Why miscarriages are a warning sign you’re at risk of heart disease
There are many questions that haunt you after a miscarriage. Why did this happen? What, if anything, could I have done differently? Will it happen again? What would my life be like now if the pregnancy had continued?
Since attempting to start a family six years ago, I have had four miscarriages and — joyfully — one healthy son (now a very opinionated two-year-old), though my husband Dan and I never found a reason for our previous losses.
And now there is another question to add to all those others: does my history of miscarriage mean I have an increased risk of heart disease?
Last year, a review of data from more than four million women, across 22 studies from around the world, concluded that having two or more miscarriages was associated with a significant increase in the risk of coronary heart disease in future.
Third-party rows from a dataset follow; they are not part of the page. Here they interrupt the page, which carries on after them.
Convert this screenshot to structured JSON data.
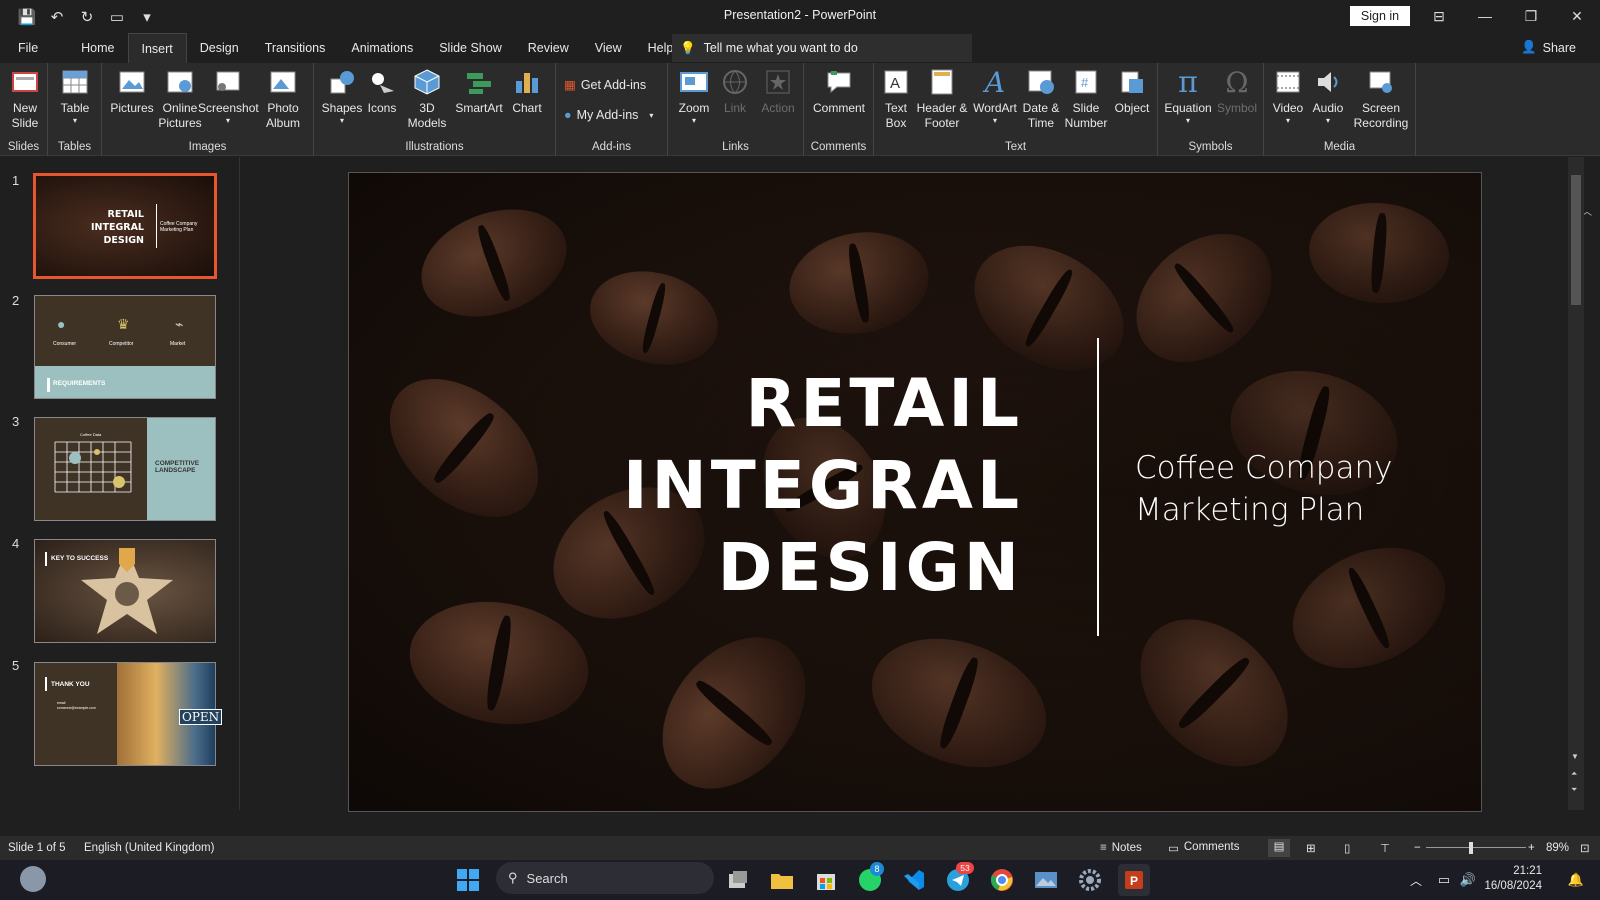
{
  "app": {
    "title": "Presentation2  -  PowerPoint",
    "signin": "Sign in",
    "share": "Share"
  },
  "menu": [
    "File",
    "Home",
    "Insert",
    "Design",
    "Transitions",
    "Animations",
    "Slide Show",
    "Review",
    "View",
    "Help"
  ],
  "tell": "Tell me what you want to do",
  "ribbon": {
    "groups": {
      "slides": "Slides",
      "tables": "Tables",
      "images": "Images",
      "illustrations": "Illustrations",
      "addins": "Add-ins",
      "links": "Links",
      "comments": "Comments",
      "text": "Text",
      "symbols": "Symbols",
      "media": "Media"
    },
    "new_slide": "New Slide",
    "table": "Table",
    "pictures": "Pictures",
    "online_pictures": "Online Pictures",
    "screenshot": "Screenshot",
    "photo_album": "Photo Album",
    "shapes": "Shapes",
    "icons": "Icons",
    "models": "3D Models",
    "smartart": "SmartArt",
    "chart": "Chart",
    "get_addins": "Get Add-ins",
    "my_addins": "My Add-ins",
    "zoom": "Zoom",
    "link": "Link",
    "action": "Action",
    "comment": "Comment",
    "text_box": "Text Box",
    "header_footer": "Header & Footer",
    "wordart": "WordArt",
    "date_time": "Date & Time",
    "slide_number": "Slide Number",
    "object": "Object",
    "equation": "Equation",
    "symbol": "Symbol",
    "video": "Video",
    "audio": "Audio",
    "screen_recording": "Screen Recording"
  },
  "thumbs": {
    "numbers": [
      "1",
      "2",
      "3",
      "4",
      "5"
    ],
    "t1": {
      "title": "RETAIL INTEGRAL DESIGN",
      "sub": "Coffee Company Marketing Plan"
    },
    "t2": {
      "labels": [
        "Consumer",
        "Competitor",
        "Market"
      ],
      "band": "REQUIREMENTS"
    },
    "t3": {
      "chart": "Coffee Data",
      "label": "COMPETITIVE LANDSCAPE"
    },
    "t4": {
      "label": "KEY TO SUCCESS"
    },
    "t5": {
      "label": "THANK YOU",
      "email": "email\nsomeone@example.com",
      "sign": "OPEN"
    }
  },
  "slide": {
    "title_lines": [
      "RETAIL",
      "INTEGRAL",
      "DESIGN"
    ],
    "subtitle_lines": [
      "Coffee Company",
      "Marketing Plan"
    ]
  },
  "status": {
    "slide": "Slide 1 of 5",
    "lang": "English (United Kingdom)",
    "notes": "Notes",
    "comments": "Comments",
    "zoom": "89%"
  },
  "taskbar": {
    "search": "Search",
    "time": "21:21",
    "date": "16/08/2024",
    "whatsapp_badge": "8",
    "telegram_badge": "53"
  },
  "colors": {
    "accent": "#e8562f",
    "ribbon": "#2b2b2b",
    "bg": "#1f1f1f"
  }
}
The researchers called for the recurrent miscarriage to be ‘explicitly included in guidelines’ for assessing heart health risks.
Having a baby who was stillborn was also associated with a higher risk of cardiovascular disease and stroke, according to the findings in the European Heart Journal.
What is not yet known is why two or more miscarriages should increase your risk of heart disease later in life.
It could be that there are overlapping risk factors for both miscarriages and cardiovascular disease, such as smoking, obesity or alcohol consumption.
But there could also be shared underlying causes.
As Professor Stevenson points out, it could be coincidence.
But there is a plausible biological explanation, he suggests: ‘What we might consider to be a cause of recurrent miscarriage is some kind of dysfunction of the blood vessels — and that would be the link to coronary disease in later life.’